Dao Xa in Dong Lo Commune, Hanoi’s Ung Hoa District, was designated as a craft village for the production of traditional musical instruments such as erhu, zither and two-chord guitar three years ago, but visitors here can hardly see any musical instruments or hear music.
Nguyen Ngoc Tua, chairman of Dong Lo Commune, says despite being named a traditional craft village, Dao Xa has less than 10 craftsman and they make few instruments.
Duong Minh Cuong’s is the only family that is able to make a living from this profession, he says.
In the last 2 years Cuong has borrowed money to buy machines to make instruments, and his production has tripled. Photo by VnExpress/Trong Nghia.
Situated in a small lane in the middle of the village is Cuong’s house. The house is unlike most others in the village, with the smell of paint and wood drowning out the odor of poultry in the surroundings. It is also filled with the sound of music and machinery noises.

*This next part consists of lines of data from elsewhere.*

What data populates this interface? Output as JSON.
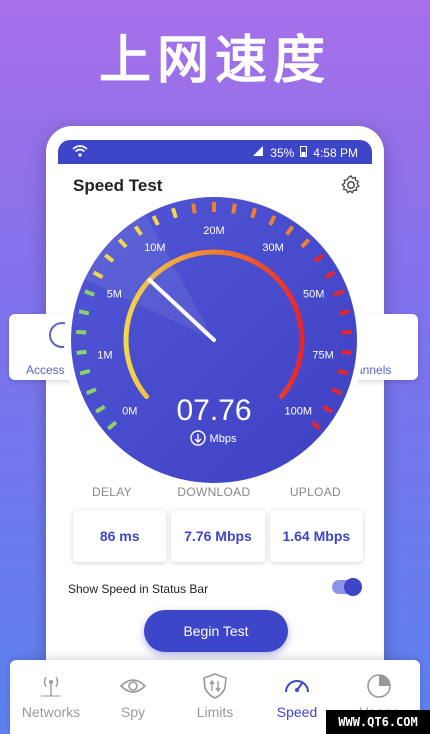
{
  "headline": "上网速度",
  "status_bar": {
    "battery": "35%",
    "time": "4:58 PM"
  },
  "app": {
    "title": "Speed Test"
  },
  "side_cards": {
    "left_label": "Access",
    "right_label": "annels"
  },
  "gauge": {
    "speed_value": "07.76",
    "unit": "Mbps",
    "needle_value": 7.76,
    "scale_labels": [
      "0M",
      "1M",
      "5M",
      "10M",
      "20M",
      "30M",
      "50M",
      "75M",
      "100M"
    ]
  },
  "stats": {
    "labels": [
      "DELAY",
      "DOWNLOAD",
      "UPLOAD"
    ],
    "values": [
      "86 ms",
      "7.76 Mbps",
      "1.64 Mbps"
    ]
  },
  "status_toggle": {
    "label": "Show Speed in Status Bar",
    "on": true
  },
  "begin_button": "Begin Test",
  "nav": [
    {
      "label": "Networks",
      "icon": "antenna-icon",
      "active": false
    },
    {
      "label": "Spy",
      "icon": "eye-icon",
      "active": false
    },
    {
      "label": "Limits",
      "icon": "shield-icon",
      "active": false
    },
    {
      "label": "Speed",
      "icon": "speedometer-icon",
      "active": true
    },
    {
      "label": "Usage",
      "icon": "pie-chart-icon",
      "active": false
    }
  ],
  "watermark": "WWW.QT6.COM",
  "colors": {
    "primary": "#3d46c8",
    "gauge_face": "#4b4fd0",
    "arc_start": "#f2d64b",
    "arc_end": "#e8252a"
  }
}
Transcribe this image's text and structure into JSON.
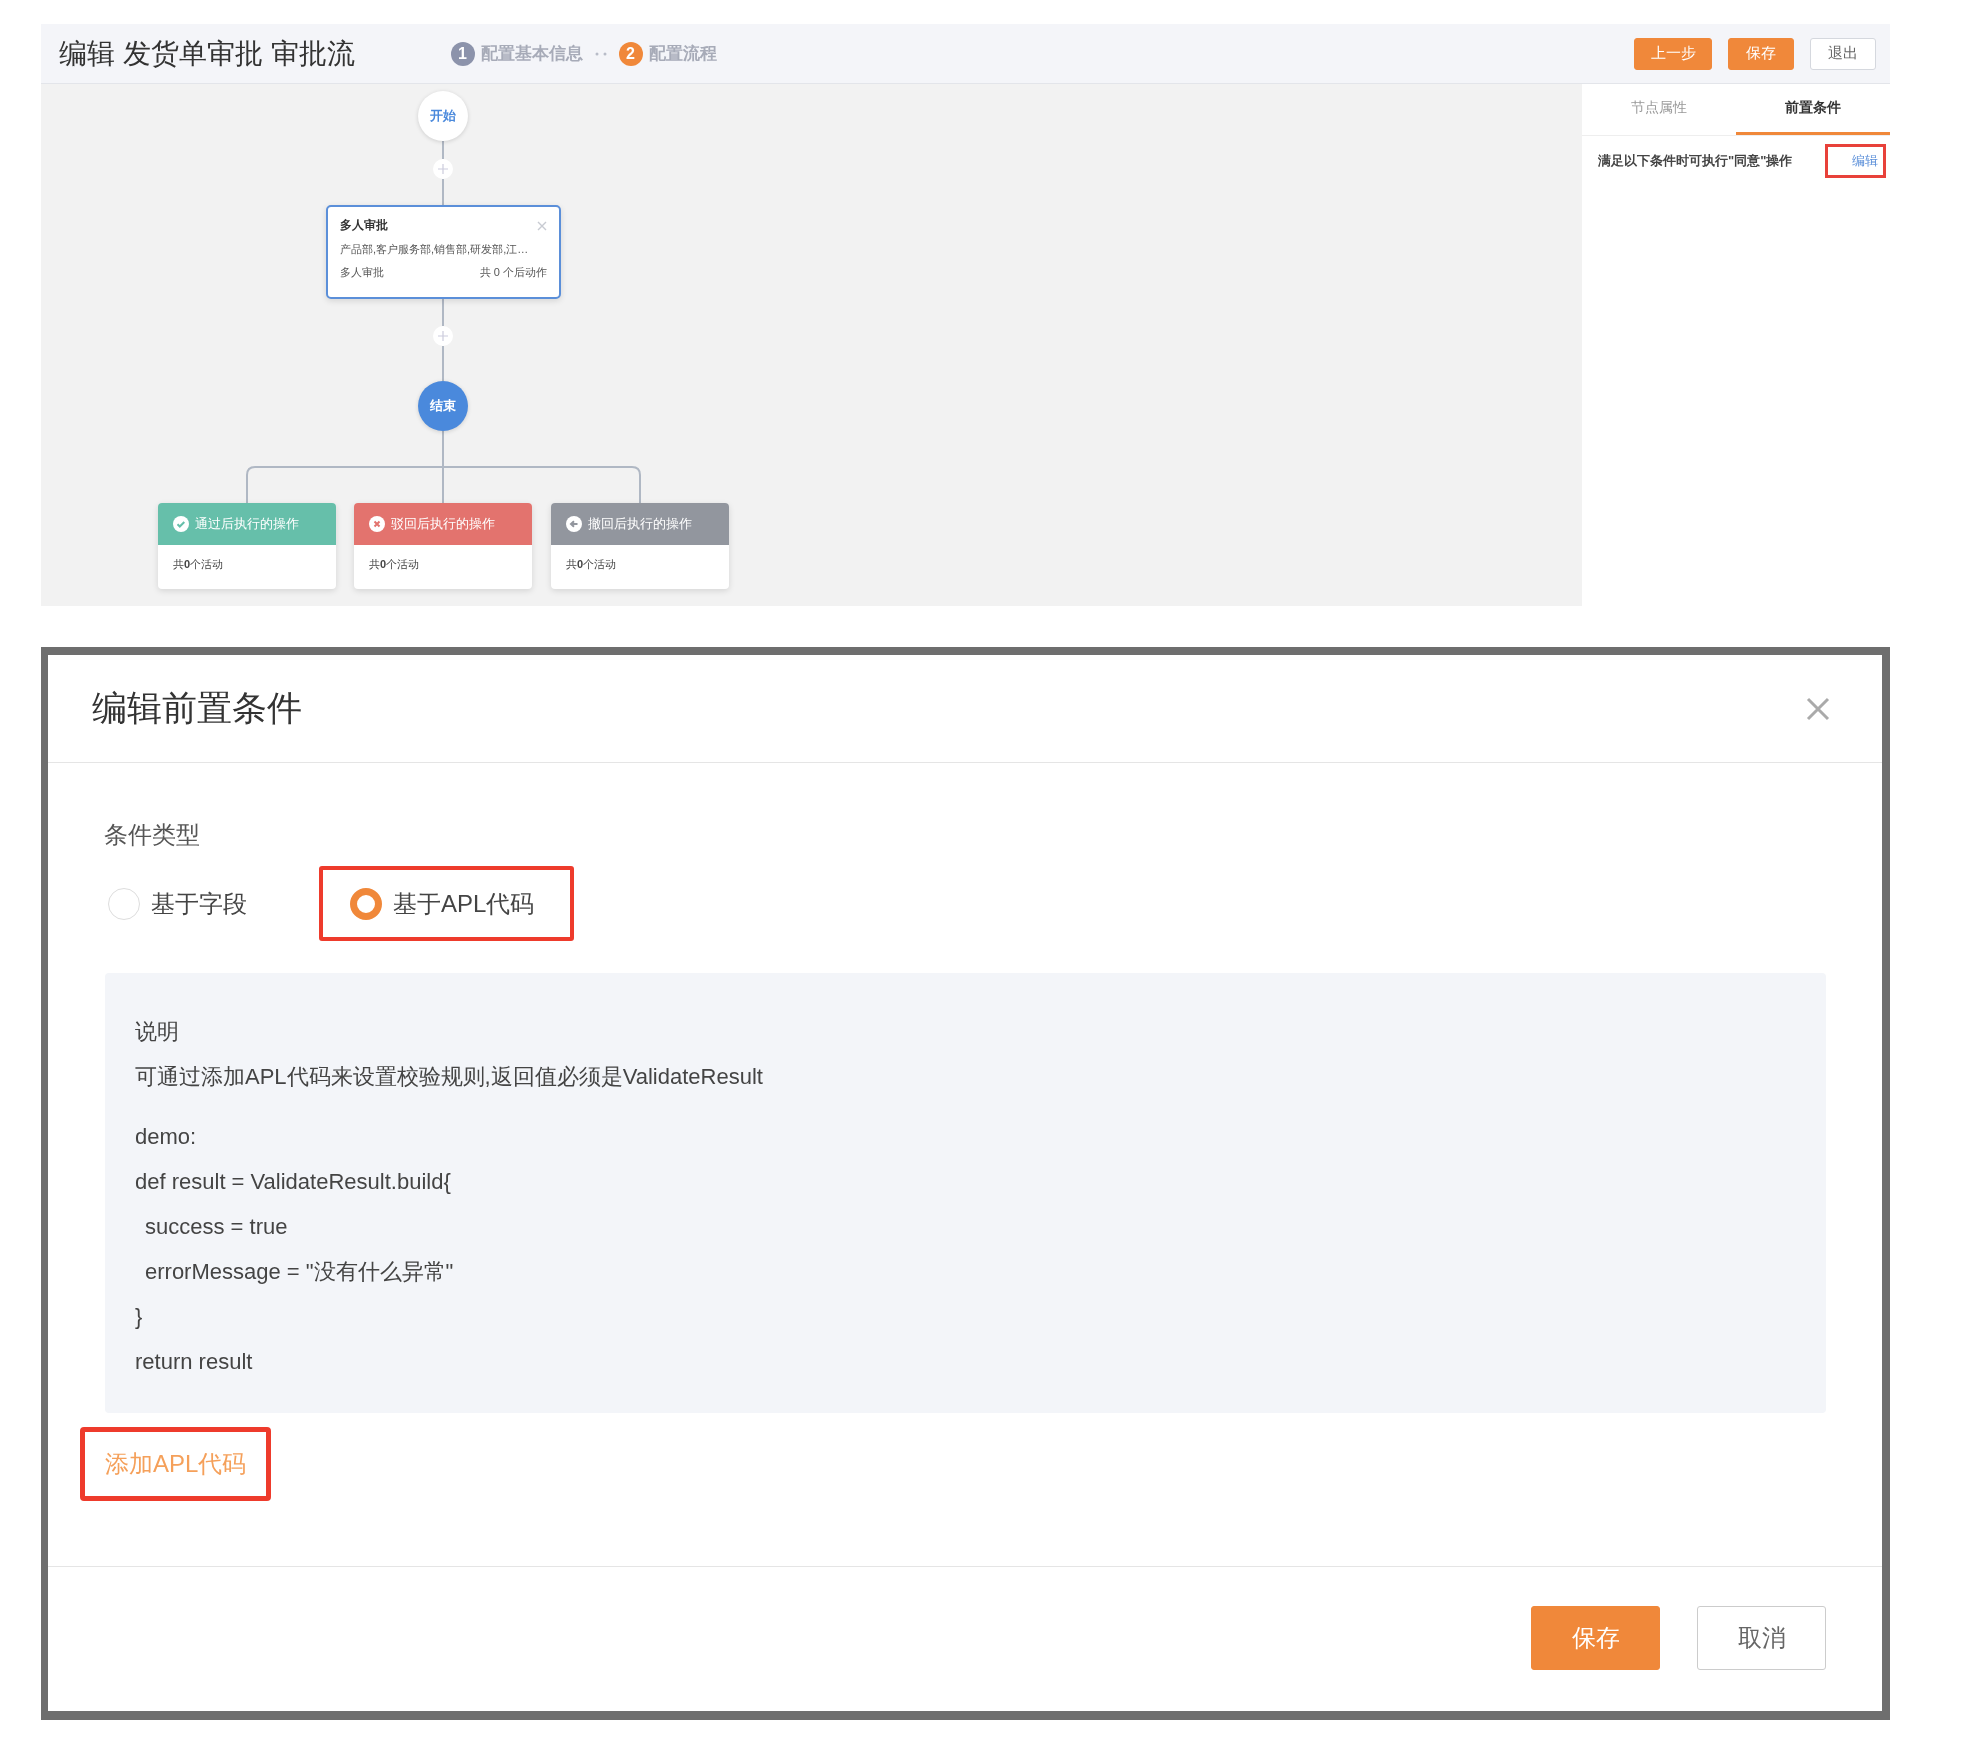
{
  "editor": {
    "header": {
      "title": "编辑 发货单审批 审批流",
      "steps": [
        {
          "number": "1",
          "label": "配置基本信息",
          "selected": false
        },
        {
          "number": "2",
          "label": "配置流程",
          "selected": true
        }
      ],
      "buttons": [
        {
          "label": "上一步",
          "kind": "primary"
        },
        {
          "label": "保存",
          "kind": "primary"
        },
        {
          "label": "退出",
          "kind": "default"
        }
      ]
    },
    "flow": {
      "start": "开始",
      "approval_node": {
        "title": "多人审批",
        "assignees": "产品部,客户服务部,销售部,研发部,江…",
        "type": "多人审批",
        "actions": "共 0 个后动作"
      },
      "end": "结束",
      "outcomes": [
        {
          "kind": "approve",
          "title": "通过后执行的操作",
          "count": "共**0**个活动",
          "color": "#66bfaa"
        },
        {
          "kind": "reject",
          "title": "驳回后执行的操作",
          "count": "共**0**个活动",
          "color": "#e3736e"
        },
        {
          "kind": "revoke",
          "title": "撤回后执行的操作",
          "count": "共**0**个活动",
          "color": "#92969e"
        }
      ]
    },
    "panel": {
      "tabs": [
        {
          "label": "节点属性",
          "selected": false
        },
        {
          "label": "前置条件",
          "selected": true
        }
      ],
      "condition_text": "满足以下条件时可执行\"同意\"操作",
      "edit_link": {
        "label": "编辑",
        "highlighted": true
      }
    }
  },
  "dialog": {
    "title": "编辑前置条件",
    "condition_type_label": "条件类型",
    "options": [
      {
        "label": "基于字段",
        "selected": false,
        "highlighted": false
      },
      {
        "label": "基于APL代码",
        "selected": true,
        "highlighted": true
      }
    ],
    "info": {
      "heading": "说明",
      "description": "可通过添加APL代码来设置校验规则,返回值必须是ValidateResult",
      "code": [
        {
          "text": "demo:",
          "indented": false
        },
        {
          "text": "def result = ValidateResult.build{",
          "indented": false
        },
        {
          "text": "success = true",
          "indented": true
        },
        {
          "text": "errorMessage = \"没有什么异常\"",
          "indented": true
        },
        {
          "text": "}",
          "indented": false
        },
        {
          "text": "return result",
          "indented": false
        }
      ]
    },
    "add_link": {
      "label": "添加APL代码",
      "highlighted": true
    },
    "buttons": [
      {
        "label": "保存",
        "kind": "primary"
      },
      {
        "label": "取消",
        "kind": "default"
      }
    ]
  }
}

In the beginning Cuong, 37, specialized in making guitars and mandolins. In 2004, realizing that more and more people were making guitars while traditional instruments were becoming increasingly rare, he decided to learn to play these instruments.
Within a year he could play nearly 10 different instruments and started making them.
However, his income was meager. In 2010 he and his wife moved to the capital and set up a north-south transportation service. With two years they ran up a debt of nearly VND1 billion (VND43,100).
They returned to their hometown and to instrument making. But their difficulties persisted when Cuong was diagnosed with depression. He refused to communicate with anyone and it took two years for him to finally get over it.
As the illness wore off, Cuong was keen to find business partners and spent a lot of time talking to customers to find their needs.
Though many local artists specialized in making erhu, most customers preferred Chinese products. Realizing this, Cuong bought 10 erhus from various places in China for more than VND20 million ($862) to study their composition.
It turned out the instruments were made using seven or eight layers of wood, and they produced good sounds but flaked quickly while their prices were no cheaper than that of Vietnamese products.
He later chose solid wood with the same thickness as the Chinese ones to ensure good sounds. His erhu was well received because of its durability, sturdiness and low price. In just one year the number of his customers has tripled and he also sells other products.
Cuong also studies other instruments to improve his design. He says: “Although this method might be expensive I consider it tuition. I can’t become better on my own.”
With the erhu, he used to ruin hundreds of pieces of varanus skin and python skin. Stretched over the sound diffuser of the erhu, the skin sagged within a month and needed to be replaced. He later learned to stretch the skin in proper weather, which is neither too wet nor too dry. It was only after this problem was overcome that his products became profitable.
A unique feature of his instruments is that many of them are engraved with patterns that are distinctly different from products made by most craftsmen in Vietnam.
Cuong checks his instruments carefully before handing them over to customers. Photo by VnExpress/Trong Nghia.
“Buying an instrument is [tantamount to] buying music, so the sound must be perfect in order to sell.”
Cuong’s wife, Nguyen Thi Nga, 34, says: “He often stays up all night to search for beautiful sounds. My sleep was often disturbed by the sound of my husband playing instruments. I slowly got used to it”.
Six years after returning to the profession, he has a workshop measuring hundreds of square meters and is trusted by many artists.
He personally delivers his products to retail customers even if they live hundreds of kilometers away. His products are sold in more than 10 shops in Hanoi.
Cuong invested in a modern sound system so that online customers can feel the sounds. Photo by VnExpress/Trong Nghia.
Every day after finishing work Cuong spends around 10 minutes playing his instruments on live stream for customers. Every time he gets on “stage”, he attracts hundreds of followers. After two years of promoting his instruments in this manner, his revenues have increased significantly.
This year he plans to expand production and train more workers to preserve the traditional craft in his village.
“I have seen customers who traveled hundreds of kilometers to buy his instrument,” Tua, the commune chairman, says. “He not only creates jobs for dozens of locals but also helps preserve Dao Xa village’s craft village status.”